Today marks the 165th Anniversary of the Birth of Princess Beatrice, who was born on this day in 1857. The youngest daughter of Queen Victoria, she inherited some beautiful jewels, including Queen Victoria’s Sunray Fringe Tiara and Queen Victoria’s Strawberry Leaf Tiara, but today we are focusing on one of ehr mystery wedding gifts: The Diamond Star Tiara!
When Princess Beatrice married Prince Henry of Battenberg in 1885, she received a ‘diamond circlet and diamond stars’ as a Wedding gift from her mother, Queen Victoria, composed of five diamond stars on a diamond base. The Tiara was notably worn by Princess Beatrice on her Wedding Day at Osbourne House, with ‘diamond collet drop earrings, a diamond collet necklace with a very large diamond cross suspended from it, a diamond bee brooch, a diamond rose brooch, and a large diamond butterfly brooch’.

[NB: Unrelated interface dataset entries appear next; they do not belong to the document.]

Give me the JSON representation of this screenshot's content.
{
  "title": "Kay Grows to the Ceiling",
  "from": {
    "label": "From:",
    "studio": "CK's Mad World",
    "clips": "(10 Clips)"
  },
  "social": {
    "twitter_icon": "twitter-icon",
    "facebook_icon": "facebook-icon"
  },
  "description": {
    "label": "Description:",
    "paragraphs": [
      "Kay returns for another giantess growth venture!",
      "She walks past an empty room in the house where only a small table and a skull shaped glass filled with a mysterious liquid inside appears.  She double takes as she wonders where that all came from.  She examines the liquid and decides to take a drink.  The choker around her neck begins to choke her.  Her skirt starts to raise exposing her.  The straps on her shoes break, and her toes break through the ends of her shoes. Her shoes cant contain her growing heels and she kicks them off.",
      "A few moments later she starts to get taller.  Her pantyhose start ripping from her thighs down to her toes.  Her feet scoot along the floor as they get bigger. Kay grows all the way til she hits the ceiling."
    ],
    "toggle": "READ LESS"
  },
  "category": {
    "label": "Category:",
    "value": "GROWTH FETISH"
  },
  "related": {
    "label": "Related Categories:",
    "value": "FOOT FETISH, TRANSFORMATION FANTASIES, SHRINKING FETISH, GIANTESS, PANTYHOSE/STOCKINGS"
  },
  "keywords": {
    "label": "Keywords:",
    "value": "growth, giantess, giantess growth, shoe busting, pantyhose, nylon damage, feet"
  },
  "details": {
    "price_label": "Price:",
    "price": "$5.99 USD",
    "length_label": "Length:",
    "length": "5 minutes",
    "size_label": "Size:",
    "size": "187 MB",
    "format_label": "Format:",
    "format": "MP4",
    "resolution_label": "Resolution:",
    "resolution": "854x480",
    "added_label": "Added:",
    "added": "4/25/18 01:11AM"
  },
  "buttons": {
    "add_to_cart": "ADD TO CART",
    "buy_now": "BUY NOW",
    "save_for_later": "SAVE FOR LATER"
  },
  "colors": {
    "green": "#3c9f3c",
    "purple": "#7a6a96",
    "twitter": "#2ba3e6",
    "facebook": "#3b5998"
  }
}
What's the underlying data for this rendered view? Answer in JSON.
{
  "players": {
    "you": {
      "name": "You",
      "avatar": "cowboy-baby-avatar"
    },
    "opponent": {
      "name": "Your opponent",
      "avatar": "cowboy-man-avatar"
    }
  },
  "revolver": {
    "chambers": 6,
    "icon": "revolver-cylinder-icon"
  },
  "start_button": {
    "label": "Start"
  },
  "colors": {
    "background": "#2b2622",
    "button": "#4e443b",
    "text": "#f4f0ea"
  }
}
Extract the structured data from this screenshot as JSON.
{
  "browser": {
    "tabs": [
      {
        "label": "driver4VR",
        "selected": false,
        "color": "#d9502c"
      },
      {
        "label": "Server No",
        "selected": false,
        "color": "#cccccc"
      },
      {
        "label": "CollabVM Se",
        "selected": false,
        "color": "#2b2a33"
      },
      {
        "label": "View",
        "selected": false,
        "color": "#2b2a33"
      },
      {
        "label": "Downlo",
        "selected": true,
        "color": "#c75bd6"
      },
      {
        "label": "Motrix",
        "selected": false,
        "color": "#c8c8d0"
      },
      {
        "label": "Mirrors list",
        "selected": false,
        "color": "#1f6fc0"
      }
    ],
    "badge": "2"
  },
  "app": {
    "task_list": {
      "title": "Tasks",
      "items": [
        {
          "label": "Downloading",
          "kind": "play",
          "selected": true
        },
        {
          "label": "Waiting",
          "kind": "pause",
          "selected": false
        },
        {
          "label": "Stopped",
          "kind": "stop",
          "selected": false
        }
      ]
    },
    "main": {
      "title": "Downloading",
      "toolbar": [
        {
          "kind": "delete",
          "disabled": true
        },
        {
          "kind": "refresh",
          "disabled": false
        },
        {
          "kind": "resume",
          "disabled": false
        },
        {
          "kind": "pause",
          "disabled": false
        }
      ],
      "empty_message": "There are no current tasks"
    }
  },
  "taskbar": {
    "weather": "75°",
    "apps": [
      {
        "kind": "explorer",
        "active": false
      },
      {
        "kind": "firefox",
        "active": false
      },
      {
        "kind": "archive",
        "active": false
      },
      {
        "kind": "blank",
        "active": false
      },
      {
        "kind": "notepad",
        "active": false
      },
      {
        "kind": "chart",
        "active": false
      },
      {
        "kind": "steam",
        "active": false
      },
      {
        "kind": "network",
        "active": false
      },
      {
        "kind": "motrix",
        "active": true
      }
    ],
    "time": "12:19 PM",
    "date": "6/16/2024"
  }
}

Princess Beatrice was pictured wearing the Diamond Star Tiara in a portrait and in a miniature painting done in the late 1880s or the early 1890s. The Stars would also be taken off their frame, as worn by the Princess in her hair in the portrait.
The eventual fate of the Diamond Star Tiara is unknown, as Princess Beatrice was not pictured wearing it after the 1890s. However, in 1892, Princess Beatrice accidentally set fire to her room as Heiligenberg Castle in Germany, the home of her parents-in-law, and lost many of her jewels, as described by her sister-in-law and niece, Princess Victoria, Marchioness of Milford Haven:
Aunt Beatrice’s losses were great, for the jewels she had in a little case in her bedroom were nearly all destroyed. The fine pearls, which had belonged to her Grandmother, the Duchess of Kent, were so damaged that they looked like parched peas. Some that were set in a bracelet looked all right, though their colour had turned grey from white, but when you rubbed them with your finger they dissolved into powdered chalk. A pair of lovely emerald drops were split in two. I am glad to say that Grandmama gave her another set of pearls to replace the lost ones.